Florida Rivers: Exploring the Rainbow, Withlacoochee, and Weeki WacheeFebruary 18, 2019 Florida Rivers: Exploring the Rainbow, Withlacoochee, and Weeki Wachee
By Dawn S.
We recently loaded our kayaks onto the roof of the Big Blue Van and set off for a long weekend road trip to check out a few of the rivers in West Central Florida (near the Miami and Atlanta Escape depots). There was no rain in the forecast, and even though it was the last few days of December, temps were warm during the daytime. This was perfect for paddling, and using an electric fan at night time in the van made camping a breeze, too.
Rainbow Springs State Park is a botanical garden paradise. This is a beautiful place to picnic and stroll through the garden enjoying the butterflies and manmade waterfalls. They also have a 3-mile loop nature trail, swimming area, kayak, and canoe rentals and a campground. The big draw is the first magnitude, spring-fed, Rainbow River. It is a designated State of Florida Outstanding Waterway and Aquatic Preserve.
During the summer months, parades of tubers float down Rainbow River enjoying the cool, blue waters, and warm sunshine. With its wide, deep, clear water and numerous springs, the river is also popular with snorkelers and drift divers. Of course, another great way to experience the Rainbow River is by paddling it in a kayak, canoe, or SUP.
Wear sunscreen and a hat and expect to see lots of fish, turtles, and wading birds. You may also see the occasional otter or alligator. I have never seen so many cormorants in one day. They were busy diving under the surface, looking for their next meal, or drying their wings in a shrub along the bank.
Restrooms, showers, kayak, and tube rentals and an upstream water taxi for divers and tubers are available at KP Hole County Park and Boat Ramp in Dunnellon. We launched our kayaks at KP Hole, easily paddled upstream to the headsprings, and then floated back to the van. I can’t wait to return in the summertime and swim/snorkel the river, visibility is exceptional.

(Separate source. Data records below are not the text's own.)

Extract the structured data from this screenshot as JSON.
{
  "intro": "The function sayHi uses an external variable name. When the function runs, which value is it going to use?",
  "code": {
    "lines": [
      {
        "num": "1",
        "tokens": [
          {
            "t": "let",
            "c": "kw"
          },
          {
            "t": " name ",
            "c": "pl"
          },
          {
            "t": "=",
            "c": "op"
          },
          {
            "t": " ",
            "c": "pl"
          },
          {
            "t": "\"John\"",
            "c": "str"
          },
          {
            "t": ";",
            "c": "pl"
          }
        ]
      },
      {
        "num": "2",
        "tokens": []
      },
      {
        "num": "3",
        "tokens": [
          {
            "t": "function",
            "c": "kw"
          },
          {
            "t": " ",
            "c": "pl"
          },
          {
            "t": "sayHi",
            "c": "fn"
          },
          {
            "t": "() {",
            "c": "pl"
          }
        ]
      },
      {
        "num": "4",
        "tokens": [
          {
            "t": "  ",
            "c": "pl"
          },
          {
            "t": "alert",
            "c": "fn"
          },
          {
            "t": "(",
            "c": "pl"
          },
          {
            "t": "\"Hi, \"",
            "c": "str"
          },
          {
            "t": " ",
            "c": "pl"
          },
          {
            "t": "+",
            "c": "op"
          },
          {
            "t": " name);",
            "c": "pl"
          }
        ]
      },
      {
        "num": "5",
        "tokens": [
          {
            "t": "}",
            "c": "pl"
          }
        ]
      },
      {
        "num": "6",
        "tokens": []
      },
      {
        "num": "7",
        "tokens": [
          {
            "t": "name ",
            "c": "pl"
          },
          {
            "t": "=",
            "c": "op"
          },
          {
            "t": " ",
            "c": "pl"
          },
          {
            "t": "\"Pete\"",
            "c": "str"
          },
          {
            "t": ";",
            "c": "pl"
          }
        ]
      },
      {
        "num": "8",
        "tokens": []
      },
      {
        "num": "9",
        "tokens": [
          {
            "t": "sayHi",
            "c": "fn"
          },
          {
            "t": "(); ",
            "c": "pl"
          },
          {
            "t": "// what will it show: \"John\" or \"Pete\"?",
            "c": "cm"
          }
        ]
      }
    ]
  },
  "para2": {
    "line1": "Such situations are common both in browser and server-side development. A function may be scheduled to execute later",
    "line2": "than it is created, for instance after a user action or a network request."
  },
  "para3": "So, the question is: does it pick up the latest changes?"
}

We parked the van at my sister’s fish camp near Potts Preserve on the southern section of the Withlacoochee River. This is a wide, slow-moving, black water river, popular with air boaters. Tall Cypress trees line the banks. They are bare in the winter but provide lush green shade in the summer. Camping is available in the Withlacoochee State Forest, and several private campgrounds.
The best way to explore the Withlacoochee River and adjacent swampland and lakes is from the high vantage point atop the seat of an airboat. I got my first airboat ride at my sister’s place, and it was a fast and fun way to see the water, wetlands, and wildlife. Those airboats are unbelievable, they glide over water, marsh, and even dry land with ease. It was so very different from the slow quiet paddling I usually do. You can try air boating at Wild Bill’s Airboat Tours in Inverness.
Don’t miss the nearby Fort Cooper State Park for hiking, picnicking, wildlife viewing and canoeing on Lake Holathlikaha. Their rustic Lake Lodge and gazebo are perfect for an intimate wedding ceremony. You can also access the 46-mile paved, multi-use Withlacoochee State Trail.
Weeki Wachee River
Weeki Wachee Springs State Park is famous for its Live Mermaid Shows in their underwater auditorium. You can cool off at the Buccaneer Bay water park with slides that plunge you into the brisk waters of Weeki Wachee Springs. This is Florida’s only spring-fed Water Park! Next, embark on a riverboat cruise, or rent a kayak or stand up paddleboard to explore the river at your own pace.
The Weeki Wachee River is windy, narrow and swift, and super fun to paddle. It is crystal clear, shallow, with a sandy bottom. In cooler weather, West Indian Manatees seek shelter in the 72-degree waters of the spring-fed river. We didn’t see any manatees during our trip, because it was warm that weekend, but they are frequently sighted. To manage use and traffic on the river, only a limited number of users are allowed to launch for the one-way downstream paddle beginning at the state park and reservations are required. You can call 352-597-8484, or book online.
If you failed to get a reservation (like us) you can put in at Rogers Park in Spring Hill, and paddle upstream as far as you want, then float back down to where you started. This was a moderate upstream paddle, not ideal, but still very enjoyable. Just make sure you paddle far enough upstream to get past all of the riverfront homes and into the wooded section before you turn around. There is a floating snack bar partway upstream where you can get out for ice cream or other goodies, and take a little swim.
The Weeki Wachee River was not on even on our radar until my sister’s friend told us about it around the campfire one night. I’m so glad we checked it out; it was the highlight of our road trip for me. This is another one that I will be returning to, reservation secured, to paddle downstream from the state park headsprings, and enjoy the free shuttle ride back to the put in.
Any time of year is a great time to be on the water in Florida. The inland rivers are diverse and so are the modes of travel. So be sure to rent a tube, kayak, SUP, or book an airboat tour during your Escape campervan trip through the Sunshine State!